## Task item
Copy out each line of the data below in which the string "screenshot" appears.
<<<<
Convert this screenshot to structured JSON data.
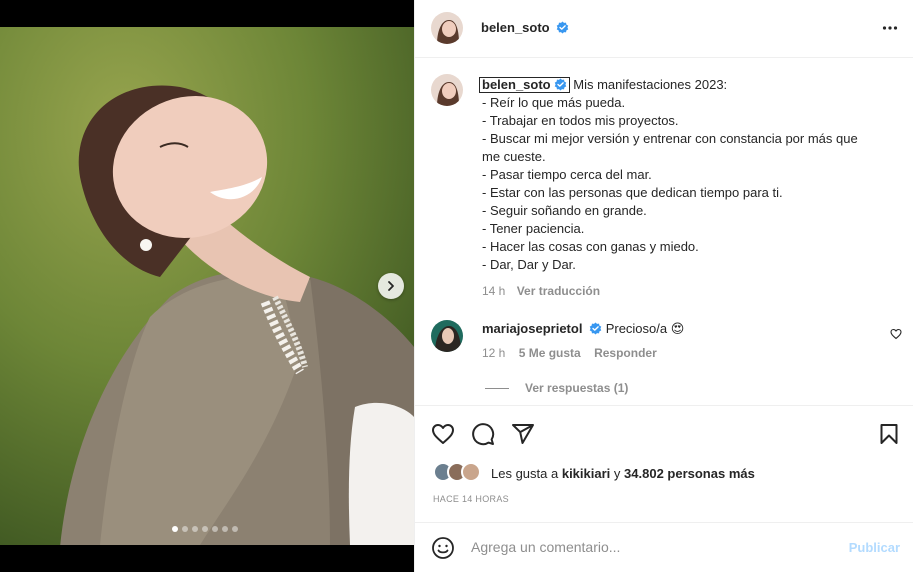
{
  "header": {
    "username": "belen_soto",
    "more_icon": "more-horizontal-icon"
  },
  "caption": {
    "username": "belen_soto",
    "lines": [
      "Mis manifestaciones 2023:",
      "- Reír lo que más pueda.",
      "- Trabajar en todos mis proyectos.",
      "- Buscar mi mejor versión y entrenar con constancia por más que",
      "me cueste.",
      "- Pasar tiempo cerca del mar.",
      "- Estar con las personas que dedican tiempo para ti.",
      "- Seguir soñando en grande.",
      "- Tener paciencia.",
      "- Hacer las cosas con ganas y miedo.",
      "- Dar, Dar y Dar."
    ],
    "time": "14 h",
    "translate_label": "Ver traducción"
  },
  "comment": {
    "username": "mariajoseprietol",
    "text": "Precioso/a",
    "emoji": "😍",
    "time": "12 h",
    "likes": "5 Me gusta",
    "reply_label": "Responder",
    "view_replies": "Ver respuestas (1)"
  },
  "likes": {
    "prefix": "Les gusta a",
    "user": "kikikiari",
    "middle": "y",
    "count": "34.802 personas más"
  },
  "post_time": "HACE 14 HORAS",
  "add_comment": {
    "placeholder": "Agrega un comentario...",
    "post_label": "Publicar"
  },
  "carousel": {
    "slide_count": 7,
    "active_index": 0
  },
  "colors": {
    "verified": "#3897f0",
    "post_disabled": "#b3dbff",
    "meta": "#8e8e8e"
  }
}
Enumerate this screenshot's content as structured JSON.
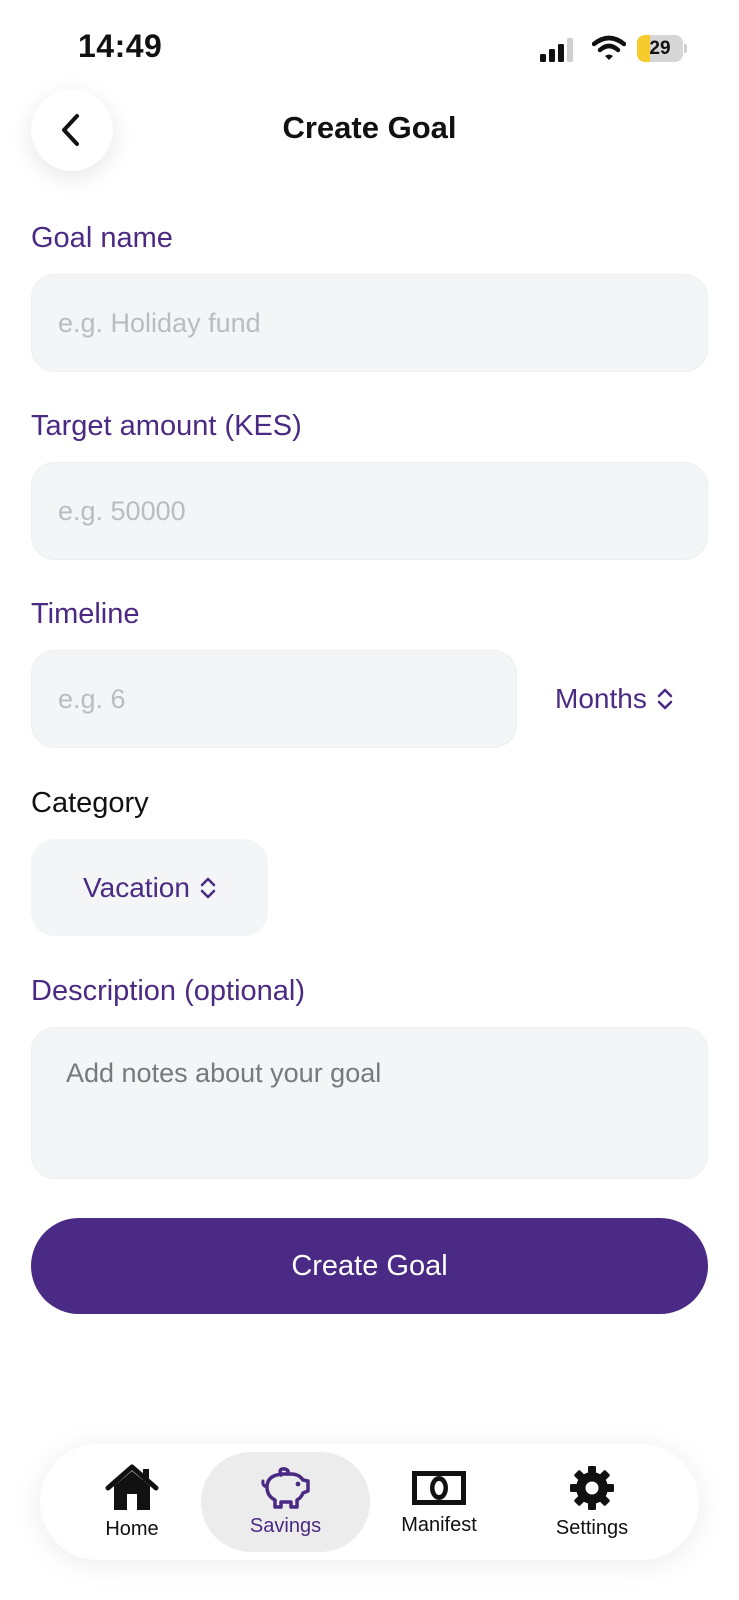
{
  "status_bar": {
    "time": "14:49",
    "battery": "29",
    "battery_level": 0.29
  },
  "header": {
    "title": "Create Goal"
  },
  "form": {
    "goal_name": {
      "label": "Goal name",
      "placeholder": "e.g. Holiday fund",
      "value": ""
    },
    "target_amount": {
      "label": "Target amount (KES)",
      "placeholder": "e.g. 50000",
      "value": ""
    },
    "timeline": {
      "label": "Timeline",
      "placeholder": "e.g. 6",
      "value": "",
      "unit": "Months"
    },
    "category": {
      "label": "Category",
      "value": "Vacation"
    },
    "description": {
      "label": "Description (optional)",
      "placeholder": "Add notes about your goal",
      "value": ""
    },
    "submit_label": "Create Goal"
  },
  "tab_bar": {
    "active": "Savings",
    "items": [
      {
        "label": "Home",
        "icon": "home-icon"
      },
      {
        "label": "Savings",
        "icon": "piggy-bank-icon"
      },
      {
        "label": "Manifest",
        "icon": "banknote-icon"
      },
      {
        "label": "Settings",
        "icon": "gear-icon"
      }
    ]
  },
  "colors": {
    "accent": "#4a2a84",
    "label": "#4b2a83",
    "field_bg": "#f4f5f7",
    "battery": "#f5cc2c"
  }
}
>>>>
## Exercise answer
Convert this screenshot to structured JSON data.
Enumerate this screenshot's content as structured JSON.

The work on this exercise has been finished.